BEGIN
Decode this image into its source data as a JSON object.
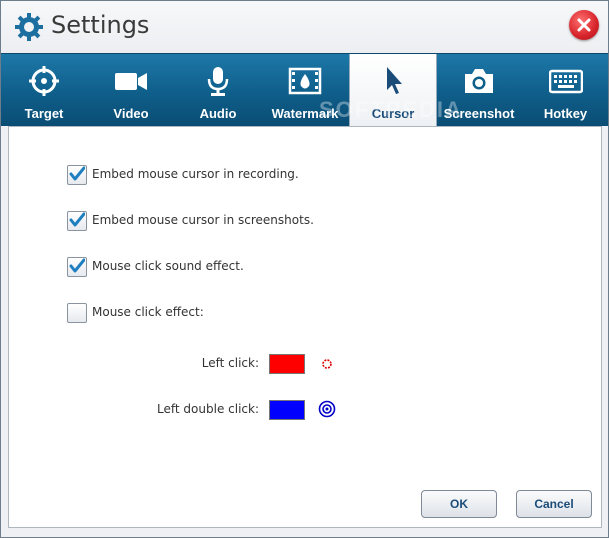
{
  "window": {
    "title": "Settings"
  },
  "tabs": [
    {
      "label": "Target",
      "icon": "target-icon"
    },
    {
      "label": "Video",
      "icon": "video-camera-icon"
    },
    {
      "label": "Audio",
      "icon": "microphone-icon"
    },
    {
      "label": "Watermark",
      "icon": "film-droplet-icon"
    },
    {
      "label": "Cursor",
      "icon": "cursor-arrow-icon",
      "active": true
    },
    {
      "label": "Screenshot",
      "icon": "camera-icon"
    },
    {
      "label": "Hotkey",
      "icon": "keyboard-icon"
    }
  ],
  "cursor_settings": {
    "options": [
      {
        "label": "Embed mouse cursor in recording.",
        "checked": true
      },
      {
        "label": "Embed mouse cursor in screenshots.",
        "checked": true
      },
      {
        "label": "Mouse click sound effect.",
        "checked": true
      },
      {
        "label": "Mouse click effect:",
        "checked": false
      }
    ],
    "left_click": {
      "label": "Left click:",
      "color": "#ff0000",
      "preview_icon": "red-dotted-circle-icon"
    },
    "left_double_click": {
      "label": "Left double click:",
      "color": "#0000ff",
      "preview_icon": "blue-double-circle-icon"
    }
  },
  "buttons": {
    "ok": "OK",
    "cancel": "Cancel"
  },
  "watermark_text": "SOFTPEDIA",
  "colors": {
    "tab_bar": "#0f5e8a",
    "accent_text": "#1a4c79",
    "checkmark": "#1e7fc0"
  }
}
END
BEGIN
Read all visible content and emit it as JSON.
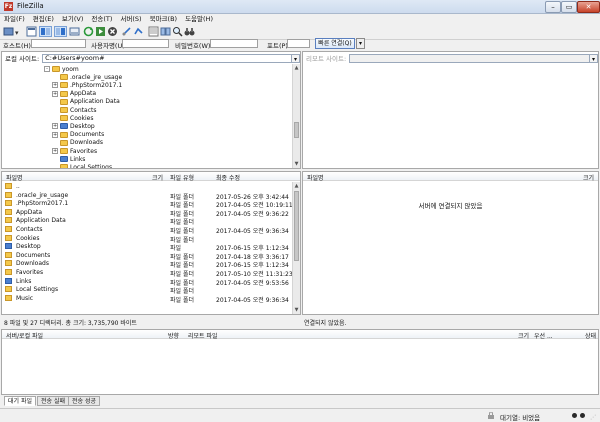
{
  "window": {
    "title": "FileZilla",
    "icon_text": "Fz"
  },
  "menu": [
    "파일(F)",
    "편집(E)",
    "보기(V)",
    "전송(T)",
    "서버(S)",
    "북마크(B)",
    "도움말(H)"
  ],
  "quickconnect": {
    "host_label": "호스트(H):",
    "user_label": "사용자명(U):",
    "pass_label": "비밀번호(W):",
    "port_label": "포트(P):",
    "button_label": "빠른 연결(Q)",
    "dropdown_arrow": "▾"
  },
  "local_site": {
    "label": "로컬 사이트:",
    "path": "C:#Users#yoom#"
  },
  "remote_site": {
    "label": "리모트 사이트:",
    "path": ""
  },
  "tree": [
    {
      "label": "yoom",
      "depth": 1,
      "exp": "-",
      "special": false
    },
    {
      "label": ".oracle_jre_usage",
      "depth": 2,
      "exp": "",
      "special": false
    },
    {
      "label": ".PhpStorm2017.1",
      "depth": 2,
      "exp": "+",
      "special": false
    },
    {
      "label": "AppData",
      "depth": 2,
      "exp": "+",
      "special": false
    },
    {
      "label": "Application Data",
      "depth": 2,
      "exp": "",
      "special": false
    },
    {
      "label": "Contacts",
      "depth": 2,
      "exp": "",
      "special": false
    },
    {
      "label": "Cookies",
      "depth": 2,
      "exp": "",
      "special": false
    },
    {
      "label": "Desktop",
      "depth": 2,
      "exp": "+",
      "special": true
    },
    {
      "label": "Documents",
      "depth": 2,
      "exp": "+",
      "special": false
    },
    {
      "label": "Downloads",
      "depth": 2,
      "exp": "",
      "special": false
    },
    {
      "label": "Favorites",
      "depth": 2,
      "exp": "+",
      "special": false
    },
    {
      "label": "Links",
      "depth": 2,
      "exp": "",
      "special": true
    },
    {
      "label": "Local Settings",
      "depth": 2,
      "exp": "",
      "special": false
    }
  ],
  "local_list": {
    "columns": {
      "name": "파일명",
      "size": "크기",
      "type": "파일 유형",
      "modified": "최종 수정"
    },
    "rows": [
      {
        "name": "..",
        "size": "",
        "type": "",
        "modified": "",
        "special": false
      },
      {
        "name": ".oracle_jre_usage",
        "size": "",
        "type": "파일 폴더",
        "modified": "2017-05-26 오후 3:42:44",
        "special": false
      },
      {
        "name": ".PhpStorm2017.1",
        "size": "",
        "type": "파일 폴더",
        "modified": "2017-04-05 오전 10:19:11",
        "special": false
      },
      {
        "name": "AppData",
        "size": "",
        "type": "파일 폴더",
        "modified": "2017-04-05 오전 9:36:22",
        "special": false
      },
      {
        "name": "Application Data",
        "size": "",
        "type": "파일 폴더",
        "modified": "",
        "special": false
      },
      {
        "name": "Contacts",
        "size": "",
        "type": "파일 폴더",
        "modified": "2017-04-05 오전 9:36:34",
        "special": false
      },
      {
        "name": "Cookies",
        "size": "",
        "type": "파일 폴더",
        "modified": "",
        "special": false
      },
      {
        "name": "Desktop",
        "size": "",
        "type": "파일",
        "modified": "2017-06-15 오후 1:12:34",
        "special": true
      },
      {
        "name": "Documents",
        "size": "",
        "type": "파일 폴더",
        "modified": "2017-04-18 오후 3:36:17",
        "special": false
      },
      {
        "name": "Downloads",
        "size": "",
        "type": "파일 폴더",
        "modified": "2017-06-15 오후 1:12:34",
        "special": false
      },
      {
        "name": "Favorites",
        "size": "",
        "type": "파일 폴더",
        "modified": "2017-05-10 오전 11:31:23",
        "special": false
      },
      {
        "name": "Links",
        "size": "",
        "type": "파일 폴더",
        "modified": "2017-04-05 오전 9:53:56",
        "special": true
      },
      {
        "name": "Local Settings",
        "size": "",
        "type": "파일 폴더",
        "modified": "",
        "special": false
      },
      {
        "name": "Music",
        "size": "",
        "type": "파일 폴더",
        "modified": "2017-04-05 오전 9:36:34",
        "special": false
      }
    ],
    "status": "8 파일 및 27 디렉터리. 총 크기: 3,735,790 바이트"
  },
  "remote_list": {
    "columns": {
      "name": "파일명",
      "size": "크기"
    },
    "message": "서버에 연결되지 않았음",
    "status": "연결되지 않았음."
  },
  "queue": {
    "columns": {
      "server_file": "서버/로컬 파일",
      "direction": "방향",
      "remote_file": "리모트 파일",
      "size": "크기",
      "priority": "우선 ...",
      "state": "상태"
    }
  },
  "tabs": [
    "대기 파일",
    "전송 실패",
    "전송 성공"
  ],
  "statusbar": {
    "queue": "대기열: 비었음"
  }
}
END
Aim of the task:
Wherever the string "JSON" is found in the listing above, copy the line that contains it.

Answer to the problem:
Decode this image into its source data as a JSON object.
Read all visible content and emit it as JSON.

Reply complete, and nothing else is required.